World Cup Win For US Women
July 9, 2015
Within the World Cup world, it was an epic performance. Two goals in the first five minutes, four goals in the first 16 minutes. Five overall for the night in a 5-2 World Cup victory for the American women over Japan in front of over 53,000 exuberant fans in Vancouver.
I was one of the reported 23 millions viewers who watched the game on TV. My problem was I was about 17 minutes late. I did a triple-take at the scoreboard when I turned the TV on. I figured I might miss one goal, but four? And three by one player, the country’s new soccer hero, Carli Lloyd.
Statistically, it was the highest rating and largest audience for any U.S. World Cup match in U.S. television history. I read that the TV rating was similar to the ratings of the recently concluded NBA Finals. Viewers watched the US team win the nation’s third Cup ever, its first Cup victory since 1999.
Carli Lloyd at the World Cup win by the US women
The 16 year drought is over. Considering the interest this team generated, there is a chance the victory will give the sport another shot in the arm in the United States. Historically, that has not been the case. Attempts to build on the earlier wins with the inauguration of a professional league have not been sustained.
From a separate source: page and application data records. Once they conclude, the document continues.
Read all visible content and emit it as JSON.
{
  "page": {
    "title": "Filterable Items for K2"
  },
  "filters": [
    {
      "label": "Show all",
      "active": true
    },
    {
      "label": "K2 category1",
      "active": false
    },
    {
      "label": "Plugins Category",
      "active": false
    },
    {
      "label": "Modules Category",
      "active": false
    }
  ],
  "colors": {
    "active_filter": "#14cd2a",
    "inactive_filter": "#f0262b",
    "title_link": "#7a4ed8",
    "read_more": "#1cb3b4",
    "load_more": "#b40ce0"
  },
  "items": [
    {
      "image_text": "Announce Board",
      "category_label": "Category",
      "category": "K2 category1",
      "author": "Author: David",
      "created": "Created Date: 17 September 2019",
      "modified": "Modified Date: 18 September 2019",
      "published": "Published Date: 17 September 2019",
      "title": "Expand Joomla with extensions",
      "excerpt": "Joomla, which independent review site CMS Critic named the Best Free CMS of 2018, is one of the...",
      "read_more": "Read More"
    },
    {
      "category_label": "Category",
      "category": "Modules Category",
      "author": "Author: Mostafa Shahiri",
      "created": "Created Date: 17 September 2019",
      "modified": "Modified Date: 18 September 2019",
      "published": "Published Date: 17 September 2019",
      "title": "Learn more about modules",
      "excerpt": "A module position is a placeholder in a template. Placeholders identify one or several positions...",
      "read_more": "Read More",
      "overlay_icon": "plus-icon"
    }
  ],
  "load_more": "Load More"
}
It is clear however that these earlier World Cups did inject some enthusiasm for the game at the youth level.
No More Glitter For The Lakers
It was not all that long ago when the Los Angeles Lakers were the glamor franchise of the NBA. They were perennial winners. They had the biggest stars. They played in Hollywood in front of stars and there truly was an aura to the Lakers that made them the number one destination for free agents. They had a trend-setting owner with Jerry Buss and a talented front office led by Jerry West. The franchise never rebuilt, it just reloaded. They stayed on top.
Those days are long gone. Their lone star, Kobe Bryant, has been in the league 18 years now. His numerous season-ending injuries have kept him off the floor for large parts of the past few seasons. While Bryant rehabs, his immense salary eats up a large chunk of the Lakers salary cap money. Free agent seasons have come and gone in recent years and it is beginning to look like the rumors out there about players not wanting to play with Kobe are actually true.
The Lakers entered free agency with plenty of money to offer the free agents. They needed a scorer with post presence. Back when Buss and West were running things, the Lakers would have gotten their identified targets. Again, those days are gone.
Kobe Bryant, the Lakers’ legacy
The biggest prizes this year included LaMarcus Aldridge, a Portland free agent who would have been the perfect fit. Current ownership and management brought Aldridge in for a visit. It was the power forward’s first stop on his mini-tour of prospective employers. Aldridge reacted so poorly to the Lakers presentation that he immediately eliminated them from consideration. Reports are out there that he and Kobe did not have the best of conversations during the visit.
And then there was Cleveland’s Kevin Love. He played at UCLA, and was an available free agent but he re-signed with his original team without even speaking with the Lakers.
How could the Lakers have fallen so far? I believe they are selling a tradition and heritage from the past that is irrelevant to younger players. San Antonio has been a dynasty in recent years, Miami preceded them. Golden State won the championship this year and Cleveland might have won without injuries. These are the new glamor teams. The Lakers needed to present an exciting future.
Aldridge’s people stated that the Lakers attempted to sell the allure of Hollywood, endorsements and branding. The reality in the game now is that the game’s stars do not need to reside or play in large markets. The endorsement leader of today’s market is LeBron James and he plays in Cleveland. Kevin Durant is next, and he plays in Oklahoma City. Steph Curry has multiple endorsements playing in the Bay Area.
Aldridge wanted to talk about basketball, not endorsements or past titles.
Back to Kobe. Yes, he is a beloved star in Los Angeles. The Lakers are his team. He has the power and it seems like he is holding the franchise hostage. Bryant is very critical of his teammates. He clearly wants to make himself the focus of the team., even when he is not on the court. Ownership appears to be determined to allow Bryant to have a graceful exit and honor his legacy in that they pay him in a way that prevents rebuilding and allows him to believe he is as dominant as he was fifteen years ago.
As long as the Lakers live in the past and it remains the Kobe’s team, it will be impossible to attract quality free agents. And the Western Conference is loaded. I do not see any quick fixes.